Learn About Secondary Offerings.

A secondary offering is a public offering of securities by a company that has already gone public. The securities are sold by the company, not by the original shareholders. The company receives the money from the sale, not the shareholders.

The purpose of a secondary offering is to raise more money for the company. The money can be used to finance expansion, pay down debt, or for other purposes.

Secondary offerings are typically done by larger companies that need to raise a lot of money. They are also done by companies that have been public for a while and want to raise more money without selling new shares (which would dilute the ownership of existing shareholders).

A secondary offering can be done through a traditional stock offering or through the sale of other securities, such as bonds or convertible debentures.

Secondary offerings are usually a good sign for a company. It means that the company is doing well and has a lot of investor interest. However, it can also be seen as a sign that the company is in trouble and needs to raise a lot of money quickly. Is a secondary offering good for a stock? A secondary offering is when a company sells additional shares of stock to the public. This can be done to raise funds for the company to use for various purposes, such as expansion or repayment of debt.

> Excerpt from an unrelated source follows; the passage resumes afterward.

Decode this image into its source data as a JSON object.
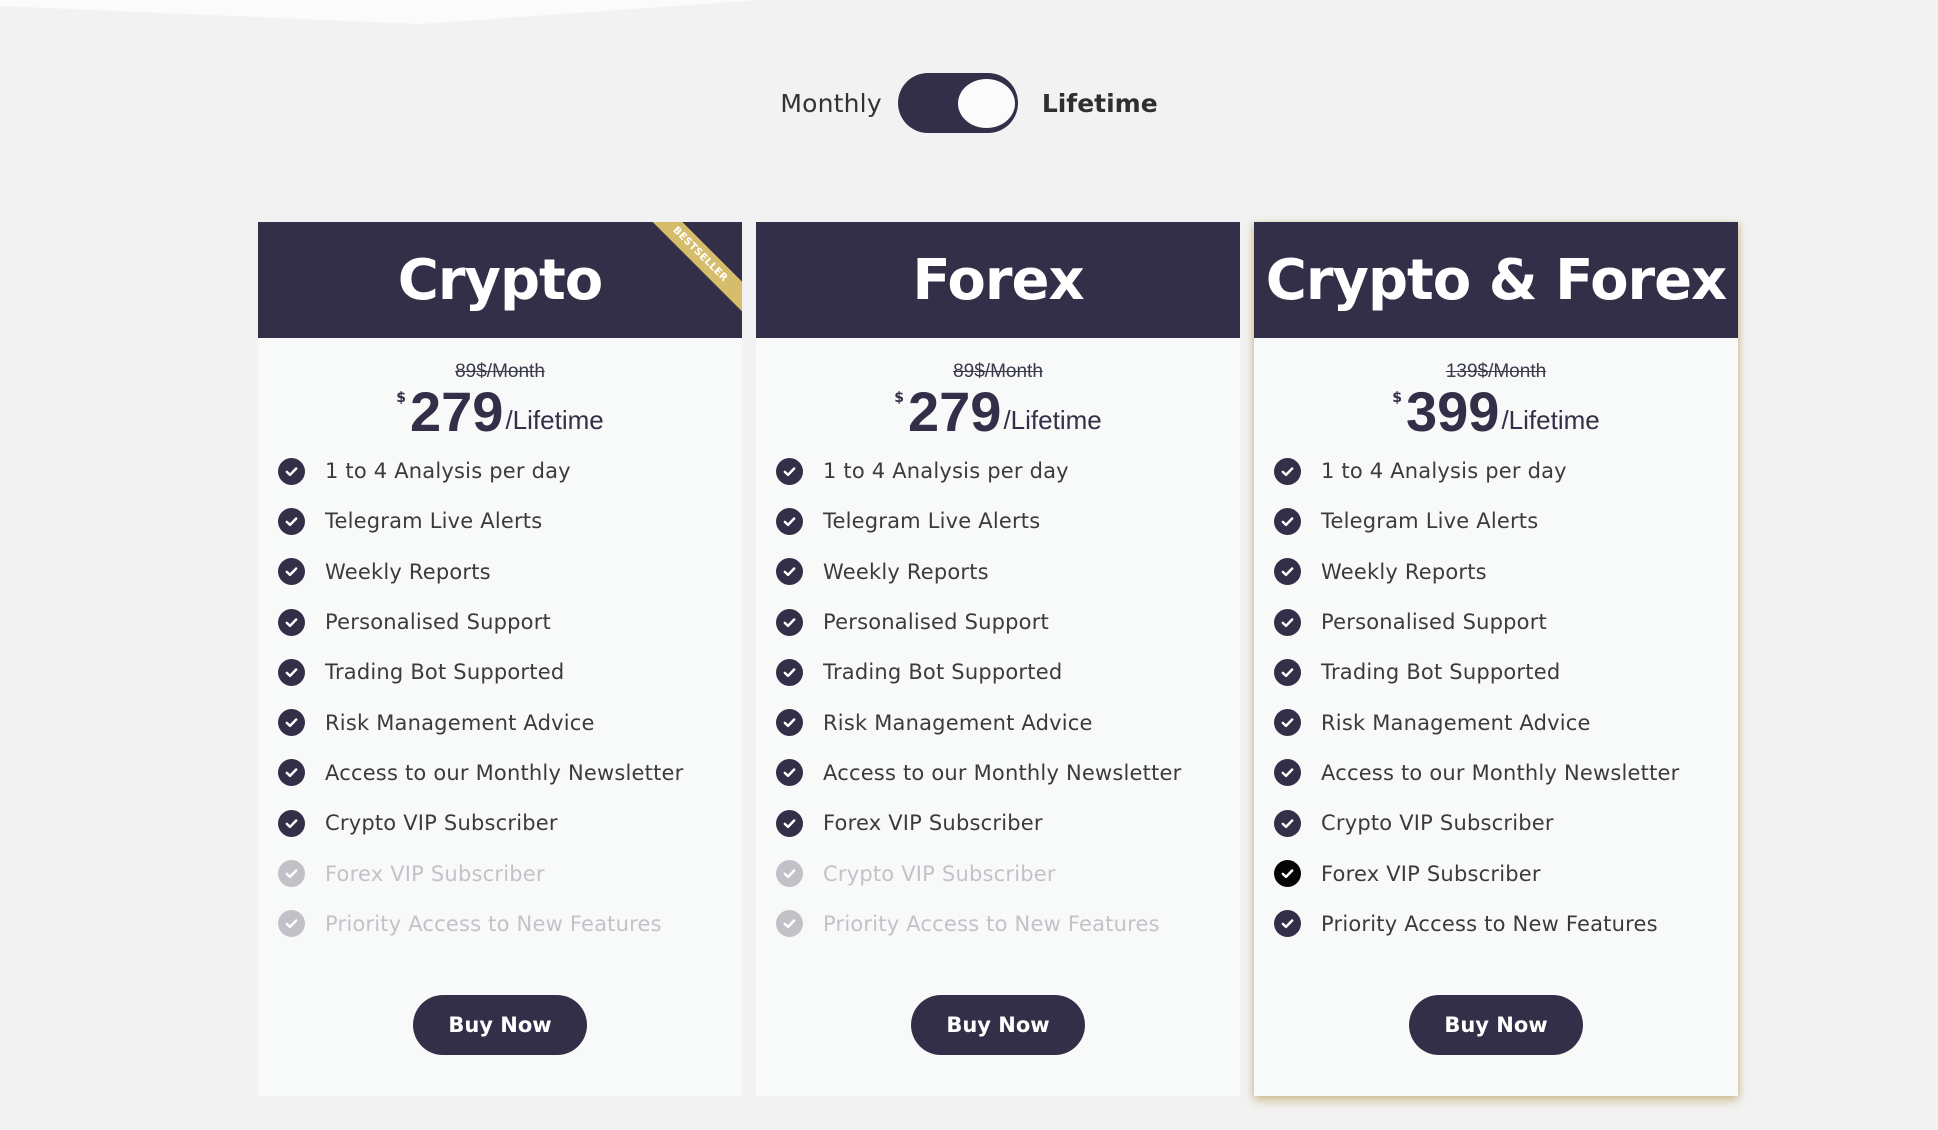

Generally, a secondary offering is seen as positive for a company's stock, as it indicates that the company is doing well and is able to raise funds to support its growth. This can lead to increased investor confidence and demand for the stock, which can cause the price to go up.

However, there can also be some risks associated with a secondary offering. If a company is selling a large number of new shares, this can dilute the value of existing shares, and make them less attractive to investors. Additionally, if a company is not doing well and is only able to raise funds through a secondary offering, this may be seen as a sign of weakness, and could lead to a decline in the stock price. Why do companies do stock offerings? There are many reasons why companies do stock offerings. One reason is to raise capital. By selling shares, companies can raise money to invest in new projects, expand their businesses, or pay off debts.

Another reason companies do stock offerings is to increase their visibility. When a company goes public, it gets more attention from investors, analysts, and the media. This can help the company attract new customers and partners, and improve its brand image.

Stock offerings can also help companies unlock value. For example, if a company's shares are undervalued, an offering can help it raise money while still providing shareholders with a good return.

Finally, stock offerings can help companies attract and retain top talent. Employees who own shares in their company often have a stronger incentive to help it succeed. And when companies go public, they often give employees the option to sell their shares, which can provide a valuable source of income. What is the difference between a follow-on offering and a secondary offering? A follow-on offering is an additional offering of securities by a company that has already gone public. A secondary offering is an offering of securities by a company that is already public, but that is not the company's first offering.

Can a company IPO twice?

Yes, a company can IPO (initial public offering) twice. In fact, some companies do this on a regular basis in order to raise additional capital. However, there are a number of risks associated with this strategy, and it is not always successful.

One of the biggest risks is that the second IPO will not be as successful as the first. This could lead to a loss of confidence from investors, and a decrease in the value of the company's stock. Additionally, the costs of a second IPO can be very high, and may not be worth it if the company does not raise enough additional capital.

Another risk is that the company will not be able to meet the expectations of investors the second time around. This could lead to even more selling of the stock, and a further decline in value.

Before pursuing a second IPO, a company should carefully consider all of the risks and potential benefits. It is also important to consult with financial and legal advisors to ensure that the process is done correctly.

How long does a secondary offering take? A secondary offering is an offering of securities by a company that has already issued securities to the public. The securities are typically sold by large investors, such as institutional investors, rather than by the company itself.

The length of time it takes to complete a secondary offering can vary depending on a number of factors, including the size of the offering, the type of securities being offered, and the regulatory environment in which the offering is taking place. In general, however, it takes several weeks to complete a secondary offering.